Curry stepped up in the third quarter, bringing some smiles to the Sixers’ bench with his shotmaking. Credit to Curry for hunting shots and recognizing the team needed someone besides Embiid to attack offensively.
The Sixers cut Brooklyn’s lead to 81-79 late in the third but then gave up a 10-0 run. Harris struggled to create any space off of the dribble when asked to initiate offense, and he couldn’t hit many of the open looks he did get. A 3-for-17 shooting performance just isn’t nearly good enough.
Bad night for Sixers' bench
Isaiah Joe was the Sixers’ sixth man and played a season-high 25 minutes.
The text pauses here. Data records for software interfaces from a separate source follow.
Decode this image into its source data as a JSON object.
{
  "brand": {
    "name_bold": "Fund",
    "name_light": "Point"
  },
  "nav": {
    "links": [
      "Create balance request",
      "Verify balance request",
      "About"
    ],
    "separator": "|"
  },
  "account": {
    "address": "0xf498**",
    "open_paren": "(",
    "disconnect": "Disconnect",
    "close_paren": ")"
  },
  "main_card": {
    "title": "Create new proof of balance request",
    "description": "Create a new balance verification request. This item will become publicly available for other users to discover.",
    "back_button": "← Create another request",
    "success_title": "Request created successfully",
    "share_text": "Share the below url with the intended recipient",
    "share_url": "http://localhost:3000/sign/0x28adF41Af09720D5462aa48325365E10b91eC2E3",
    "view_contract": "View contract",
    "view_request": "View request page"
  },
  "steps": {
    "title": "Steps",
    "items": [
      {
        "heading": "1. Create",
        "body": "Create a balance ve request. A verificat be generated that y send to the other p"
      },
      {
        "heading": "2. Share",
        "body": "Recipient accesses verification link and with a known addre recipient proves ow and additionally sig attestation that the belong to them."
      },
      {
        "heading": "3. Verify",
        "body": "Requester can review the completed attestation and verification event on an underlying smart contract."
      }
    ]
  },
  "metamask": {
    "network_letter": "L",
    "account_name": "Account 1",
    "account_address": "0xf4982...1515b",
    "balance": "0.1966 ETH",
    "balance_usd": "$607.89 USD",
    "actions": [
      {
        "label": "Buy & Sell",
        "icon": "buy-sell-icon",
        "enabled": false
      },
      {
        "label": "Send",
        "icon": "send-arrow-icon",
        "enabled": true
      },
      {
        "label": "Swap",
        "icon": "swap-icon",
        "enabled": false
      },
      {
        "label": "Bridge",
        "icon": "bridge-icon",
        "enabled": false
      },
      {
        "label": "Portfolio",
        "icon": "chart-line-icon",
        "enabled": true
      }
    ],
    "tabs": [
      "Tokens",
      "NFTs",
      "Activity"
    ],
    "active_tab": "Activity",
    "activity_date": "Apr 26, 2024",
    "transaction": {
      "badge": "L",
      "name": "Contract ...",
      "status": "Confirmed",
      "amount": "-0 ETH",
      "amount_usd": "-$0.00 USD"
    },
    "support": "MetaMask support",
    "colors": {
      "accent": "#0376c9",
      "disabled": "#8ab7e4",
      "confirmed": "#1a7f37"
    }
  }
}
He did not maximize the opportunity, scoring no points on 0-for-4 shooting and having mixed results defensively against rookie Cameron Thomas and veteran Patty Mills.
Thomas impressed, shimmying free of Joe for a first-quarter three with some nifty dribbling and scoring 11 points over the first two quarters. Brooklyn had a 20-5 bench scoring advantage in the first half, 26-12 in the game.
The absences of Maxey, Korkmaz and Niang weren’t irrelevant but if any team had a valid excuse for a lousy beginning to the game, it was the depleted Nets. That the Sixers sunk into a deep hole against a shorthanded opponent for a second straight night without much apparent resistance reflects badly on Rivers and his team.
The Sixers’ three-man bench of Joe, Thybulle and Andre Drummond did improve considerably after halftime, though. That trio played aggressive defense, pressuring Brooklyn’s ball handlers well during a Sixers run early in the fourth quarter. A Thybulle steal and ensuing transition layup trimmed the Nets’ edge to 92-91.
Leaving the game close with the outcome largely in Durant's hands didn't work for the Sixers. The comeback effort is preferable to quitting on the game, but they would've been fortunate to win.